[Material supplied — start]

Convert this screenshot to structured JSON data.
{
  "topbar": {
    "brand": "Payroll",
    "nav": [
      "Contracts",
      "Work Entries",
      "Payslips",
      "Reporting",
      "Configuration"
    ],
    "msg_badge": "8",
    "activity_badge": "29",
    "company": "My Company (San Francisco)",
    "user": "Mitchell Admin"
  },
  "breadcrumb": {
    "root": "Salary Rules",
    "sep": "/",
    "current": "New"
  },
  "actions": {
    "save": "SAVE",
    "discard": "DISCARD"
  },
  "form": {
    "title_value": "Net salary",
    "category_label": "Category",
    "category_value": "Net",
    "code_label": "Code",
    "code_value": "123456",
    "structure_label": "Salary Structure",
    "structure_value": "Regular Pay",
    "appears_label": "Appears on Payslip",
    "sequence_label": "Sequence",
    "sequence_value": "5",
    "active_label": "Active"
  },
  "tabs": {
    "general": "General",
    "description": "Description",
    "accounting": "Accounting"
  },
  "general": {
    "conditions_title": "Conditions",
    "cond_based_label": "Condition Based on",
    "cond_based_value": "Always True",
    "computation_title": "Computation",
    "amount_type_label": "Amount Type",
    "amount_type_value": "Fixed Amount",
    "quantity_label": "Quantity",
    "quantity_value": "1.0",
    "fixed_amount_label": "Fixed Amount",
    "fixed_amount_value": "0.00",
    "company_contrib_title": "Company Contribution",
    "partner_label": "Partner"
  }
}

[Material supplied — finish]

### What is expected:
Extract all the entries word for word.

### Result:
Convert this screenshot to structured JSON data.
{
  "topbar": {
    "brand": "Payroll",
    "nav": [
      "Contracts",
      "Work Entries",
      "Payslips",
      "Reporting",
      "Configuration"
    ],
    "msg_badge": "8",
    "activity_badge": "29",
    "company": "My Company (San Francisco)",
    "user": "Mitchell Admin"
  },
  "breadcrumb": {
    "root": "Salary Rules",
    "sep": "/",
    "current": "New"
  },
  "actions": {
    "save": "SAVE",
    "discard": "DISCARD"
  },
  "form": {
    "title_value": "Net salary",
    "category_label": "Category",
    "category_value": "Net",
    "code_label": "Code",
    "code_value": "123456",
    "structure_label": "Salary Structure",
    "structure_value": "Regular Pay",
    "appears_label": "Appears on Payslip",
    "sequence_label": "Sequence",
    "sequence_value": "5",
    "active_label": "Active"
  },
  "tabs": {
    "general": "General",
    "description": "Description",
    "accounting": "Accounting"
  },
  "general": {
    "conditions_title": "Conditions",
    "cond_based_label": "Condition Based on",
    "cond_based_value": "Always True",
    "computation_title": "Computation",
    "amount_type_label": "Amount Type",
    "amount_type_value": "Fixed Amount",
    "quantity_label": "Quantity",
    "quantity_value": "1.0",
    "fixed_amount_label": "Fixed Amount",
    "fixed_amount_value": "0.00",
    "company_contrib_title": "Company Contribution",
    "partner_label": "Partner"
  }
}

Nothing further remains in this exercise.